Here is the feature.
After watching it, ANS readers will quickly say 'Wait! What? That's it? What about concepts like regression to the mean or the winner's curse? Wouldn't they explain what we see in the data? We did cover those considerations in detail on camera, but they just didn't make the cut. In defense of the producers, they only have a few minutes to tell an interesting story, and it has to appeal to a broad audience. It's just the nature of the medium.
For those curious, here's a brief discussion on why we see performance decline after big contracts:
- Total performance actually tends to increase (total yds, total TDs).
- But per play performance, which is a better measure for several reasons, tends to decrease.
- This is likely due to 'regression to the mean', which is an inescapable tendency in any measure with a random component: Teams give big contracts to players who have 'breakout' seasons, expecting outlier performance to continue.

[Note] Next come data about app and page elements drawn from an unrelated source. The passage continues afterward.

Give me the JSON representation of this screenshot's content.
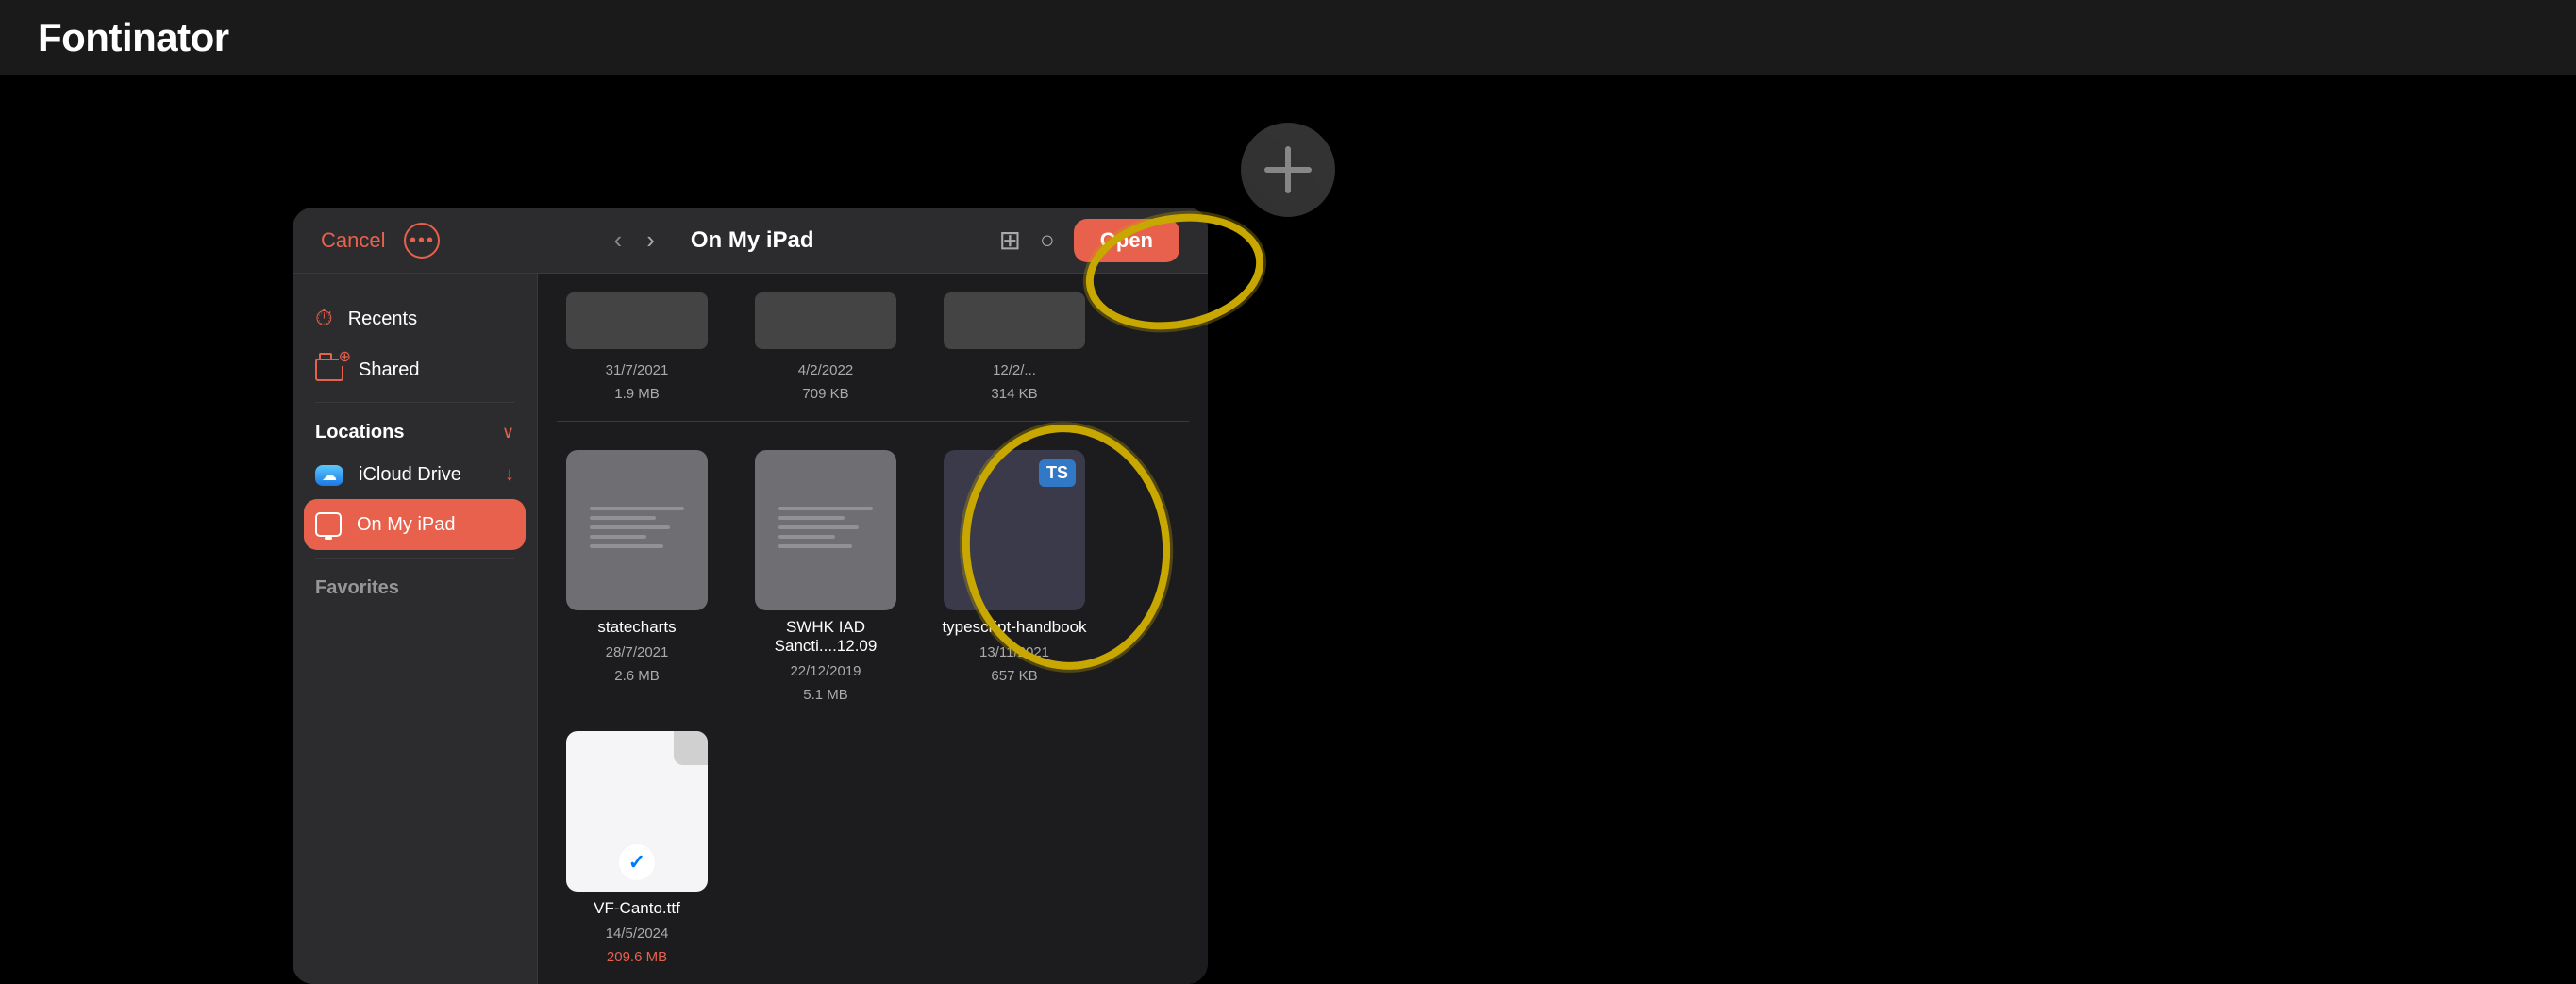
{
  "app": {
    "title": "Fontinator"
  },
  "dialog": {
    "cancel_label": "Cancel",
    "more_label": "...",
    "location": "On My iPad",
    "open_label": "Open"
  },
  "sidebar": {
    "items": [
      {
        "id": "recents",
        "label": "Recents",
        "icon": "clock"
      },
      {
        "id": "shared",
        "label": "Shared",
        "icon": "shared-folder"
      }
    ],
    "locations_section": {
      "title": "Locations",
      "items": [
        {
          "id": "icloud",
          "label": "iCloud Drive",
          "icon": "icloud",
          "has_sync": true
        },
        {
          "id": "ipad",
          "label": "On My iPad",
          "icon": "ipad",
          "active": true
        }
      ]
    },
    "favorites_label": "Favorites"
  },
  "files": {
    "top_row": [
      {
        "date": "31/7/2021",
        "size": "1.9 MB"
      },
      {
        "date": "4/2/2022",
        "size": "709 KB"
      },
      {
        "date": "12/2/...",
        "size": "314 KB"
      }
    ],
    "main_row": [
      {
        "name": "statecharts",
        "date": "28/7/2021",
        "size": "2.6 MB",
        "type": "doc-gray",
        "selected": false
      },
      {
        "name": "SWHK IAD Sancti....12.09",
        "date": "22/12/2019",
        "size": "5.1 MB",
        "type": "doc-gray",
        "selected": false
      },
      {
        "name": "typescript-handbook",
        "date": "13/11/2021",
        "size": "657 KB",
        "type": "ts-dark",
        "selected": false
      },
      {
        "name": "VF-Canto.ttf",
        "date": "14/5/2024",
        "size": "209.6 MB",
        "type": "ttf",
        "selected": true
      }
    ]
  },
  "colors": {
    "accent": "#e8614d",
    "annotation": "#c8a800",
    "blue": "#007aff"
  }
}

In reality, big seasons are nearly impossible to repeat because so much depends on factors beyond a single player's control--offensive line, opponents, scheme, random luck.
- Also, teams may feel compelled to give a newly signed star RB more carries than perhaps they should to justify their investment in him. This would explain why total cumulative stats increase, while per play stats decrease.
- The Winner's Curse: This is a phenomenon of auctions, widely studied in behavioral economics. Signing (or re-signing) FA RBs is basically an auction for his services. In auctions, the bidder who is most likely to mistakenly overestimate the value of the prize is the one who ends up winning the auction. This is why teams (and their fans) are so often disappointed in big-name FA players.
- By definition, SB winning team naturally peaks in a championship season due to a confluence of factors--health, age, opponents, luck, etc. There's no reason to expect those factors to repeat themselves. If they did, we might see the same team win the SB year after year.
I can't say enough good things about the producer I worked with and those behind the scenes. They genuinely worked hard to get all the numbers and ideas right. When I get my own series I promise to do a two-episode special on riveting concepts like regression to the mean. Can you say 'Ratings Bonanza'? Cha-ching...talk about incentives!